Congress, Russia, and Sanctions
Congressional interest is growing in enacting sanctions on Russia related to its continuing aggression against Ukraine and its efforts to influence the US presidential election. These would codify and supplement sanctions applied by the Obama administration through executive action.
Congress should proceed in a smart way that maximizes the prospects that sanctions will succeed in achieving their goal. Their goal is not simply to punish Moscow but to effect a change in Kremlin policy.
Unfortunately, congressional sanctions against Russia have a checkered history. The Jackson-Vanik amendment, passed into law in 1974, denied the Soviet Union (and later Russia) permanent normal trade relations status with the United States until Moscow allowed free emigration for religious minorities, particularly Soviet Jews.
Following the collapse of the Soviet Union in 1991, the Russian government opened the gates. Hundreds of thousands of Russian Jews left, bound for Israel, the United States, and Europe. In 1994, the Clinton administration found Russia in full compliance with the Jackson-Vanik amendment’s requirements.
Despite that, Russia remained subject to the amendment for another eighteen years. Congress only graduated Russia from Jackson-Vanik and granted it permanent normal trade relations status in 2012—when US business faced the prospect of losing access to certain World Trade Organization benefits. Congress, moreover, wrapped the Jackson-Vanik graduation provisions into the Magnitsky Act, which imposed a new set of sanctions on Russia.

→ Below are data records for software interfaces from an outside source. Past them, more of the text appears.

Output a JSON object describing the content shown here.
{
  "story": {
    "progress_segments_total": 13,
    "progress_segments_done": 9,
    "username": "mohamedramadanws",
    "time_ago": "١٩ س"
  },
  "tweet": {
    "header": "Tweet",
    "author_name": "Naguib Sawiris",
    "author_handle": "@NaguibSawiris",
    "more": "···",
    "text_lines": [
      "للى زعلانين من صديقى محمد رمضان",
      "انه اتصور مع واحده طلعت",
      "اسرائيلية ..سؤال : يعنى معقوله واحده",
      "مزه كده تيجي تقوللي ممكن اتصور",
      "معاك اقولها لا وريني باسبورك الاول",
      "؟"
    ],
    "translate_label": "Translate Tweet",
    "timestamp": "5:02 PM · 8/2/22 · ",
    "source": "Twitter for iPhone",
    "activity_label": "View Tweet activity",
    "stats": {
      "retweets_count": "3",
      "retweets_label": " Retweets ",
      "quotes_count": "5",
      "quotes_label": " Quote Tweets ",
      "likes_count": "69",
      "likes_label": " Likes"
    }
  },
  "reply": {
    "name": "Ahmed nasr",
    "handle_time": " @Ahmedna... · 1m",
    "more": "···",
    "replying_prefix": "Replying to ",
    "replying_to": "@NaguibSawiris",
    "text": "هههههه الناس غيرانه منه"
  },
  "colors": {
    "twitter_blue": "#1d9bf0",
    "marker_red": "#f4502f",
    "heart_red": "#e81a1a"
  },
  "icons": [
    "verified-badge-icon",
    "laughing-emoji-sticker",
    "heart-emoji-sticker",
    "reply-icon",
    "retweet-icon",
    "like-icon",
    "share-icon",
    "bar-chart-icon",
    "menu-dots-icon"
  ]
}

The problem with the Jackson-Vanik narrative is that Russia may not pay much heed to new congressional sanctions. Executive branch sanctions, on the other hand, can be applied, and lifted, quickly. In connection with the Kremlin’s aggression in eastern Ukraine, the Obama administration issued four executive orders setting visa and financial sanctions on individuals as well as broader sanctions on the Russian financial, defense, and energy sectors.
President Trump has suggested, however, that he might lift sanctions even if Moscow does nothing. That would abandon significant leverage and break with the sanctions regime imposed by the European Union. Concern about Mr. Trump’s position on sanctions has helped motivate congressional action.
Last week, 10 senators, led by Republicans John McCain and Lindsay Graham and Democrat Ben Cardin, unveiled the Countering Russian Hostilities Act of 2017. It would codify in law the Obama administration sanctions as well as apply new sanctions, including in response to Russia’s interference in the US presidential election.
Congress should proceed with this legislation, understanding that the objective is not just punishment but to persuade Moscow to change its behavior. As it moves forward, Congress should keep in mind several points.
First, sanctions should be related to particular actions, and the Kremlin should have a clear understanding of what it must do to gain sanctions relief. For example, over the past two years, the West has tied the lifting of those sanctions arising from Russia’s involvement in the conflict in eastern Ukraine to Moscow’s full implementation of the 2015 Minsk settlement accord.
Second, set realistic conditions for sanctions relief. The risk of overreach is that, if the Russian government concludes that the political and other costs of compliance far outweigh the benefit of getting the sanctions lifted, there will be no compliance. Another reason to consider setting realistic conditions as regards Ukraine-related sanctions is to maintain consistency with the European Union and a united Western front.
Third, do not double sanctions up. A sanction that is put in place because Russia continues a simmering conflict in eastern Ukraine should not also be applied because of Russian interference in the US election campaign. If Moscow sees that it must meet different sets of conditions in order to get a sanction lifted, the chances that it will meet either set are greatly reduced. Why take an action to meet a condition if the sanction would remain in place for some other reason?
Fourth, include a mechanism for rapid lifting of a sanction if the underlying condition is met. Moscow should have good grounds to believe that, if it takes the desired action, the sanction will quickly come off.
A growing mood on Capitol Hill favors enacting sanctions on Russia, and that appears necessary in light of the president’s view of their efficacy. Congress should, however, tailor its sanctions legislation to strengthen the prospect that sanctions will succeed in effecting a change in Moscow’s policy.
Steven Pifer is a senior fellow in foreign policy at the Brookings Institution’s Center for 21st Century Security and Intelligence.